Admittedly, the genealogies in Chronicles are not endless. They end after chapter 9 and are followed by something which is not necessarily fables.according as I did exhort thee to remain in Ephesus — I going on to Macedonia — that thou mightest charge certain not to teach any other thing, nor to give heed to fables and endless genealogies, that cause questions rather than the building up of God that is in faith
In Tanakh the book was last of khetubim in most mss even though it seems mostly related to Samuel & Kings. In Septuagint mss it had its current place after Kings but there, it is called Παραλειπομενων — part pl pres mp masc/fem/neut gen of παραλειπω — omit/leave out/neglect, that is omitted stuff. So I was struck by this hypothesis:

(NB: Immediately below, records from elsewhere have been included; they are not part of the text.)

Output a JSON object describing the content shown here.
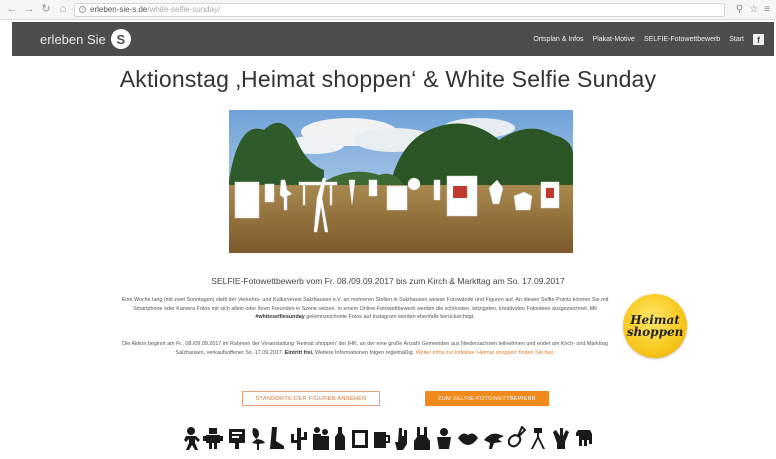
{
  "browser": {
    "back": "←",
    "forward": "→",
    "reload": "↻",
    "home": "⌂",
    "url_domain": "erleben-sie-s.de",
    "url_path": "/white-selfie-sunday/"
  },
  "header": {
    "logo_text": "erleben Sie",
    "logo_mark": "S",
    "nav": [
      "Ortsplan & Infos",
      "Plakat-Motive",
      "SELFIE-Fotowettbewerb",
      "Start"
    ],
    "facebook_glyph": "f"
  },
  "page": {
    "title": "Aktionstag ‚Heimat shoppen‘ & White Selfie Sunday",
    "subheading": "SELFIE-Fotowettbewerb vom Fr. 08./09.09.2017 bis zum Kirch & Markttag am So. 17.09.2017",
    "para1_a": "Eine Woche lang (mit zwei Sonntagen) stellt der Verkehrs- und Kulturverein Salzhausen e.V. an mehreren Stellen in Salzhausen weisse Fotowände und Figuren auf. An diesen Selfie-Points können Sie mit Smartphone oder Kamera Fotos mit sich allein oder Ihren Freunden in Szene setzen. In einem Online-Fotowettbewerb werden die schönsten, witzigsten, kreativsten Fotoideen ausgezeichnet. Mit",
    "para1_hashtag": "#whiteselfiesunday",
    "para1_b": "gekennzeichnete Fotos auf Instagram werden ebenfalls berücksichtigt.",
    "para2_a": "Die Aktion beginnt am Fr., 08./09.09.2017 im Rahmen der Veranstaltung 'Heimat shoppen' der IHK, an der eine große Anzahl Gemeinden aus Niedersachsen teilnehmen und endet am Kirch- und Markttag Salzhausen, verkaufsoffener So. 17.09.2017.",
    "para2_bold": "Eintritt frei.",
    "para2_b": "Weitere Informationen folgen regelmäßig.",
    "para2_link": "Weiter Infos zur Initiative 'Heimat shoppen' finden Sie hier."
  },
  "badge": {
    "line1": "Heimat",
    "line2": "shoppen"
  },
  "buttons": {
    "locations": "STANDORTE DER FIGUREN ANSEHEN",
    "contest": "ZUM SELFIE-FOTOWETTBEWERB"
  },
  "colors": {
    "header_bg": "#4d4d4d",
    "accent": "#f18a1d",
    "badge_yellow": "#f7c71b"
  },
  "pictograms": [
    "gingerbread-man-icon",
    "robot-icon",
    "sign-icon",
    "flamingo-icon",
    "boot-icon",
    "cactus-icon",
    "figures-icon",
    "bottle-icon",
    "frame-icon",
    "mug-icon",
    "hand-icon",
    "rabbit-icon",
    "squirrel-icon",
    "lips-icon",
    "crocodile-icon",
    "guitar-icon",
    "tripod-icon",
    "hand-wave-icon",
    "elephant-icon"
  ]
}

If this hypothesis is true, it would mean that a substantial share of the content of todays bibles is crap. Holy crap.Assumption 1: The OT text was influenced by an effort to standardize the text at some point before the Septuagint translation was made.
Assumption 2: Several scribes disagreed with the officially sanctioned text.
Assumption 3: Scribes wanted to produce at least two different kinds of scrolls — one kind for consumers and one for preservation of the text (e.g. Origen's Hexapla).
In order to handle this situation a scribe who produced a collection of scrolls to serve as exemplars would note false readings in a separate book, so that future scribes could restore the original text when the political situation allowed. So, Chronicles is a list of things that were falsely included in various biblical books, particularly Samuel & Kings.
Since I haven't seen it mentioned anywhere, or any similar opinion, I would like to hear some arguments against it from the Internet population before I make up my mind.
My arguments in favour of Chronicles' canonicity:
܀ Chronicles contain a lot of references to other scriptures. It would be unlike a commission of hypocrites to cite sources when they don't have to. (1 Chr 9:1; 24:6; 27:24; 29:29; 2 Chr 13:22; 16:11; 20:34; 21:12; 25:26; 26:22; 27:7; 33:18; 35:27.)
܀ Rashi made a commentary to Chronicles.
܀ Mat 23:25 seems to allude to 2 Chr 24:20-22.
My arguments in favour of Chronicles being a list of false readings:
- It contradicts stories in Kings. Did Saul throw himself on his sword (1 Chr 10:4 canceling 1 Sam 31:4) or was he stabbed by an Amalekite (2 Sam 1:8-10)?
- Jerobeam's army has 800,000 men (Chr 13:3) and other exagregations that one would expect from oral tradition.
- Why would the history of the kings be repeated — first in Kings and then in Chronicles (and then again in Jeremiah)?
- There is only one tiny fragment of Chronicles among the Dead Sea Scrolls.
- Philostorgius mentioned that Wulfila translated all the books of the OT except that of Kings. Since the Gothic translation was literal and serious, probably there is a good reason for omitting it (or some of it).
What do you say?